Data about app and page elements
=======

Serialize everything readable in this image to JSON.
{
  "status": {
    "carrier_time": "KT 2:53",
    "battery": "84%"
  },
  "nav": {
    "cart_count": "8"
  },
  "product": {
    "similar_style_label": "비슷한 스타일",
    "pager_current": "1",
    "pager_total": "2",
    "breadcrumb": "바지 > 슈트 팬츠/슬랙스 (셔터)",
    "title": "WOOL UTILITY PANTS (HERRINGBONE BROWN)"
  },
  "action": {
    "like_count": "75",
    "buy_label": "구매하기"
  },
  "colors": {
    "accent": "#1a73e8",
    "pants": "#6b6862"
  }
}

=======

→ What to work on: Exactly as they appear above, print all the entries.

→ The completed task:
Serialize everything readable in this image to JSON.
{
  "status": {
    "carrier_time": "KT 2:53",
    "battery": "84%"
  },
  "nav": {
    "cart_count": "8"
  },
  "product": {
    "similar_style_label": "비슷한 스타일",
    "pager_current": "1",
    "pager_total": "2",
    "breadcrumb": "바지 > 슈트 팬츠/슬랙스 (셔터)",
    "title": "WOOL UTILITY PANTS (HERRINGBONE BROWN)"
  },
  "action": {
    "like_count": "75",
    "buy_label": "구매하기"
  },
  "colors": {
    "accent": "#1a73e8",
    "pants": "#6b6862"
  }
}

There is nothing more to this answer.